-This actually can only be true of images owned by and/or created by the company. If you cut a circle in a die cutting machine and then cut it in half and use it as a bowl to hold fruit stickers on the front of a card- you can sell it. If you leave it a circle and use it as a moon - you can sell it. If you own the tool and the paper and the glue you can do with it what you please as long a it is not representative of or directly created, uniquely by another individual and copyrighted. They did not create the circle, nor the square, or any other number of common and uncommon public domain shapes. Ridiculous.
What would I have done? Sell images for commercial use with a commercial license. A commercial license is much more expensive than a product sold for non-commercial use. Simple, lucrative, and creative. Are we sensing a theme?
3) 'PC was just protecting their product! They have a unique item and they have the right to protection! The machine did JUST what it is supposed to do before the third party programs!'

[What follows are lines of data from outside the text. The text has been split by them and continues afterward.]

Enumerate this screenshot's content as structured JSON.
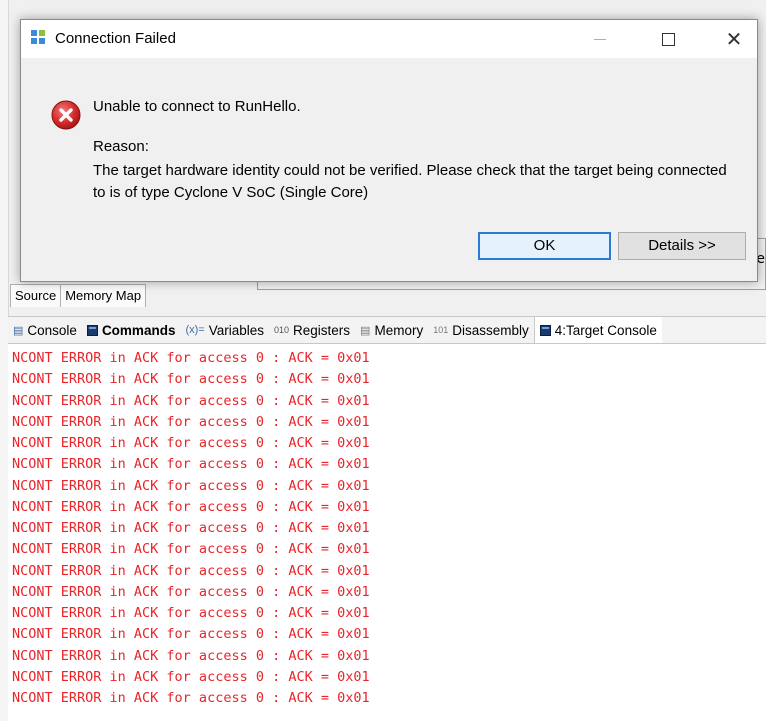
{
  "dialog": {
    "title": "Connection Failed",
    "message": "Unable to connect to RunHello.",
    "reason_label": "Reason:",
    "reason_text": "The target hardware identity could not be verified. Please check that the target being connected to is of type Cyclone V SoC (Single Core)",
    "ok_label": "OK",
    "details_label": "Details >>",
    "window_controls": {
      "minimize": "minimize",
      "maximize": "maximize",
      "close": "close"
    }
  },
  "behind_window": {
    "edge_text": "e"
  },
  "editor_tabs": [
    "Source",
    "Memory Map"
  ],
  "view_tabs": [
    {
      "label": "Console",
      "icon": "console-icon"
    },
    {
      "label": "Commands",
      "icon": "commands-icon"
    },
    {
      "label": "Variables",
      "icon": "variables-icon"
    },
    {
      "label": "Registers",
      "icon": "registers-icon"
    },
    {
      "label": "Memory",
      "icon": "memory-icon"
    },
    {
      "label": "Disassembly",
      "icon": "disassembly-icon"
    },
    {
      "label": "4:Target Console",
      "icon": "target-console-icon"
    }
  ],
  "console": {
    "text_color": "#e8252b",
    "lines": [
      "NCONT ERROR in ACK for access 0 : ACK = 0x01",
      "NCONT ERROR in ACK for access 0 : ACK = 0x01",
      "NCONT ERROR in ACK for access 0 : ACK = 0x01",
      "NCONT ERROR in ACK for access 0 : ACK = 0x01",
      "NCONT ERROR in ACK for access 0 : ACK = 0x01",
      "NCONT ERROR in ACK for access 0 : ACK = 0x01",
      "NCONT ERROR in ACK for access 0 : ACK = 0x01",
      "NCONT ERROR in ACK for access 0 : ACK = 0x01",
      "NCONT ERROR in ACK for access 0 : ACK = 0x01",
      "NCONT ERROR in ACK for access 0 : ACK = 0x01",
      "NCONT ERROR in ACK for access 0 : ACK = 0x01",
      "NCONT ERROR in ACK for access 0 : ACK = 0x01",
      "NCONT ERROR in ACK for access 0 : ACK = 0x01",
      "NCONT ERROR in ACK for access 0 : ACK = 0x01",
      "NCONT ERROR in ACK for access 0 : ACK = 0x01",
      "NCONT ERROR in ACK for access 0 : ACK = 0x01",
      "NCONT ERROR in ACK for access 0 : ACK = 0x01"
    ]
  }
}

-No miss Cricut Circle Zombie, they were NOT protecting their product; PC was protecting their market share and so was Bank of America. They were misusing the law and their political heavy hand to edge out any 3rd party product that enhanced the user experience of their product while NOT adding to their bottom line. Secondly, they sell a TOOL that also is compatible with ACCESSORIES sold by their company. Just like the accessories sold by Apple for the iPod, they are expensive, branded, and NOT the only good option available. But, unlike PC, Apple chooses to work with other companies to improve their customer's user experience and make the use of their product possible for many ages, educations, and income levels - PC could take a lesson. Lastly, yes, when the original bug was released it did JUST what it was supposed to do without 3rd party programs. Well, Maps did exactly what they were supposed to do before the invention of the GPS, but I don't see anyone backtracking on that technology, now do I?

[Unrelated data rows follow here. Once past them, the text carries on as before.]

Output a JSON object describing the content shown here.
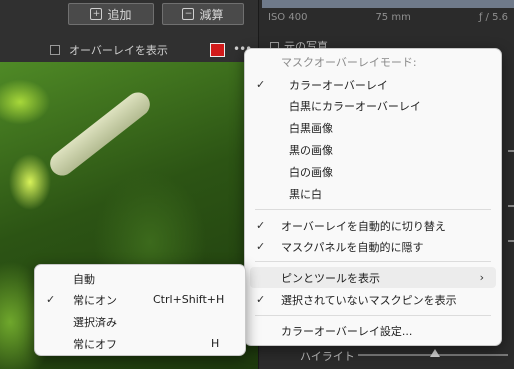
{
  "toolbar": {
    "add_label": "追加",
    "subtract_label": "減算"
  },
  "overlay": {
    "show_label": "オーバーレイを表示",
    "color": "#d21a1a",
    "more_label": "•••"
  },
  "right_panel": {
    "exif": [
      "ISO 400",
      "75 mm",
      "ƒ / 5.6"
    ],
    "original_label": "元の写真",
    "highlight_label": "ハイライト"
  },
  "main_menu": {
    "header": "マスクオーバーレイモード:",
    "mode_items": [
      {
        "label": "カラーオーバーレイ",
        "checked": true
      },
      {
        "label": "白黒にカラーオーバーレイ",
        "checked": false
      },
      {
        "label": "白黒画像",
        "checked": false
      },
      {
        "label": "黒の画像",
        "checked": false
      },
      {
        "label": "白の画像",
        "checked": false
      },
      {
        "label": "黒に白",
        "checked": false
      }
    ],
    "toggle_items": [
      {
        "label": "オーバーレイを自動的に切り替え",
        "checked": true
      },
      {
        "label": "マスクパネルを自動的に隠す",
        "checked": true
      }
    ],
    "pins_items": [
      {
        "label": "ピンとツールを表示",
        "checked": false,
        "submenu": true
      },
      {
        "label": "選択されていないマスクピンを表示",
        "checked": true
      }
    ],
    "settings_label": "カラーオーバーレイ設定..."
  },
  "sub_menu": {
    "items": [
      {
        "label": "自動",
        "checked": false,
        "shortcut": ""
      },
      {
        "label": "常にオン",
        "checked": true,
        "shortcut": "Ctrl+Shift+H"
      },
      {
        "label": "選択済み",
        "checked": false,
        "shortcut": ""
      },
      {
        "label": "常にオフ",
        "checked": false,
        "shortcut": "H"
      }
    ]
  }
}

What would I have done? Well, the most intelligent thing that a company can do these days is go digital. Instead of retiring all the old carts and making expensive "Best of" carts that they can't GIVE away, why not make the retired images available as SVGs in an e-store a la iTunes and QK Silhouette? They could make TONS more money on the launch of a new and improved CDS with integrated SVG software and continue to glean profits off of old designs that cannot be purchased any other way. They would also be opening the door to all the customers who might never have bought ONE PC product except that now all those great PC cart images can be cut on ANY machine they already have. Simple, lucrative, and creative.
The verdict? PC made this issue very complicated, alienating, and in-the-box. They forgot who they are selling to. They forgot that scrapbookers and crafters are often artists at the core. Artists JUST DON'T LIKE words like 'restrictions' and 'market share' because it makes us feel like a business that used to be behind our art is now just another big roadblock in the WAY of our art. Art is free and therapeutic and flows out in a random, wild jumble that can only be organized by the people we share the art with and the TOOLS we use to realize it. Of all the cardinal sins that can be committed by a company that has build its foundation on art, the number one offense is to purposely refuse to be creative. Their overwhelming greed has caused them to loose sight of their first goal which was to make creativity more easily available to the masses. They forgot to be creative with their solutions and frankly they are starting to loose much of the creativity in their products. The Imagine is just about the least imaginative pile of overpriced, expensive to maintain piece of crap I have ever seen.
I won't deny that I, along with many others, have been bitten and am still nursing a bite from the 'Bug. But, I'm starting to watch my crafting waistline and a brand new Silhouette might be just what the doctor ordered. :)
At times like this, it ain't easy being a Queen. But, what is easy is not always right and what is right is not always easy, so chins up Queenies, because it's still good to be us.